PHOENIX - New Mexico has AMC's "Breaking Bad," USA Network's "In Plain Sight" and now Disney's "The Lone Ranger." Utah has had big productions of its own, including a "Pirates of the Caribbean" movie and "127 Hours."

In Arizona, some lawmakers say they want their state to be able to better attract the lights, the cameras and the action.

They are resurrecting a film tax credit they say will make the state more attractive to the film and television industry in the way their neighbors in the Southwest have already done.

Supporters say the plan would bring money, jobs and recognition to a state that could use all three.

"The states surrounding us are taking work away from us, work we cannot get," said Mike Kucharo, a film producer and president of the Arizona Film & Media Coalition. "As long as other states are doing it, we have to do it or we're just getting clobbered."

But critics say that those claims are overblown and that the proposal would cost money, not make it.

"It's a cost to the state we can't afford," said Steve Voeller, president of the Arizona Free Enterprise Club, a lobbying group that supports low taxes.

"It's not as though we're swimming in cash."

The bill, which has been introduced for the third time in three years, is scheduled for a House vote. The proposal includes a 20 percent tax credit for multimedia productions that spend at least $250,000 in Arizona. Companies that use private facilities in the state would be eligible for another 5 percent credit. Under the proposal, the rebate would be capped at $15 million and would last until 2041.

An incentive program was created in 2006 but expired in 2010. Since then, supporters have been pushing to renew it but have been turned back by detractors who say the credit would mean throwing taxpayer money away for little in return.

Opponents such as Voeller say the bill would be a handout to the show-biz industry and that state residents will pay a high price for very little benefit to the local economy.

But John Stewart, a lighting technician based in Phoenix who supports the plan, says it would bring jobs. "I've seen the effects of this," he said. "When I moved to Louisiana when they first got their incentive, there was a crazy amount of films being shot there all at once."

Dennis Hoffman, a professor of economics at W.P. Carey School of Business at Arizona State University, said Friday the advantage of a film tax credit depends on how much it affects a studio selecting a location.

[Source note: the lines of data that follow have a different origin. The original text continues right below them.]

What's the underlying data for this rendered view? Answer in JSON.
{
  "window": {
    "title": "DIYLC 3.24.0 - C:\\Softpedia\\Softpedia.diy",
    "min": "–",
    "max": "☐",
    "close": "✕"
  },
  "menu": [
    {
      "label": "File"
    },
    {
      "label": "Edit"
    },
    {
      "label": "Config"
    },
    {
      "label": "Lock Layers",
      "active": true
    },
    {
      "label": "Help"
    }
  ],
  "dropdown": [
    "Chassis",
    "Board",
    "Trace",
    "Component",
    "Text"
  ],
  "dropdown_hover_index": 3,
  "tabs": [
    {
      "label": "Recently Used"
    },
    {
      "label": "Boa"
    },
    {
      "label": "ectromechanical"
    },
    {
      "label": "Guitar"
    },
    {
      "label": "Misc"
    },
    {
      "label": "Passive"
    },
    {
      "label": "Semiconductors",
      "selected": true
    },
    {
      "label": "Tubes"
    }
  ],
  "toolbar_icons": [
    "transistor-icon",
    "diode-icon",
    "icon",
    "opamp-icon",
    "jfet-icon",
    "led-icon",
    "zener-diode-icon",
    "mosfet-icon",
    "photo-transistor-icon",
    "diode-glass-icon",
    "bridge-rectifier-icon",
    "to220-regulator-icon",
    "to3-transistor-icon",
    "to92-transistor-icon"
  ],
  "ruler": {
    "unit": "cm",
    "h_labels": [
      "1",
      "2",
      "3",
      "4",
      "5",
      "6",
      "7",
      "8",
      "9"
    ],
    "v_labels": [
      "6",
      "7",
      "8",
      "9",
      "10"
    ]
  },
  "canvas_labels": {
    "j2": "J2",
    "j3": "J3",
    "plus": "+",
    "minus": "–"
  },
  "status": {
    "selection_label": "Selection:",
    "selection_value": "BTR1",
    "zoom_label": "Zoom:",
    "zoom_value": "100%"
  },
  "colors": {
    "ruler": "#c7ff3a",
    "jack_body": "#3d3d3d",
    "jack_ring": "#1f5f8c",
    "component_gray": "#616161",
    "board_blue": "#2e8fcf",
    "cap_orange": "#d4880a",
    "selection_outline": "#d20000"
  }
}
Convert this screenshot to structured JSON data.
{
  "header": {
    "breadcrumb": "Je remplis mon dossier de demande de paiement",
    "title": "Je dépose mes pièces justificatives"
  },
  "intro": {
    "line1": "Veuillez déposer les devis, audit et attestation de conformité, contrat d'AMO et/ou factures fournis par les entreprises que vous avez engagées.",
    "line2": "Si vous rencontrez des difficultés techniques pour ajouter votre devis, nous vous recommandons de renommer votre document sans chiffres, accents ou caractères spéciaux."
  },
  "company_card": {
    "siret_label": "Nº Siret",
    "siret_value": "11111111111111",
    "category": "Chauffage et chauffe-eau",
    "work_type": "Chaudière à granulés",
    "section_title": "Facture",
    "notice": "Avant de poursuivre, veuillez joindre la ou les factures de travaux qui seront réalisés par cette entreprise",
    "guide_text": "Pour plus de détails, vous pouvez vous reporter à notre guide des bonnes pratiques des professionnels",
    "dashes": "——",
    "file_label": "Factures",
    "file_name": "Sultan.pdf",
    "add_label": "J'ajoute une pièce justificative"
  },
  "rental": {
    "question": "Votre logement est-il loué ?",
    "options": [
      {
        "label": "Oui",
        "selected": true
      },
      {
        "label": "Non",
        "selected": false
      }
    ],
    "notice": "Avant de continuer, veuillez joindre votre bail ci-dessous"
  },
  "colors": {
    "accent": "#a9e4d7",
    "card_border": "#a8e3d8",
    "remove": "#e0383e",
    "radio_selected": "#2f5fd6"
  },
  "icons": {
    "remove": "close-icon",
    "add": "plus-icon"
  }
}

"If this was a movie about the Grand Canyon, then they're going to be here anyway," Hoffman said. "Then I would concur with the argument that we are giving money away."

According to the National Conference of State Legislatures, 44 states offer incentives such as tax rebates and sales-tax exemptions to film companies.

New Mexico offers a refundable 25 percent film-production tax rebate with a cap of about $50 million.

Among the projects set to film there is "The Lone Ranger," which will feature Johnny Depp as Tonto. The state has also been the primary location for TV shows such as "Breaking Bad" and "In Plain Sight."

Utah offers a tax rebate between 15 and 25 percent, depending on the minimum dollars spent. Recent movies that shot there include "127 Hours" and "Pirates of the Caribbean: At World's End," which features Depp in his role as Capt. Jack Sparrow.

A report issued by the Arizona Commerce Authority shows that in 2009, 17 companies that were pre-approved for the rebate employed nearly 250 Arizona residents.

Of those 17, only four received final approval after their projects were finished. Together, these four companies spent $9.3 million and generated almost $600,000 in state and local taxes.

However, they accumulated $2.6 million in tax credits resulting in the state's general fund spending about $2 million. Recent movies that filmed in Arizona include "Everything Must Go" starring Will Ferrell, which came out in 2010.

State Sen. John Nelson, R- Litchfield Park, who strongly supports the measure that passed the Senate with support from Demo-crats and some Republicans, says direct profit won't happen overnight. Nelson also said with the jobs and spending film crews would bring, the state would get revenue to help offset any tax rebates.

"They're going to be spending money 12 to 18 months before we start giving money back. We will have all that revenue coming in that we can put in the bank and start collecting interest on."

Did you know?

Forty-four states offer incentives such as tax rebates and sales-tax exemptions to film companies, according to the National Conference of State Legislatures.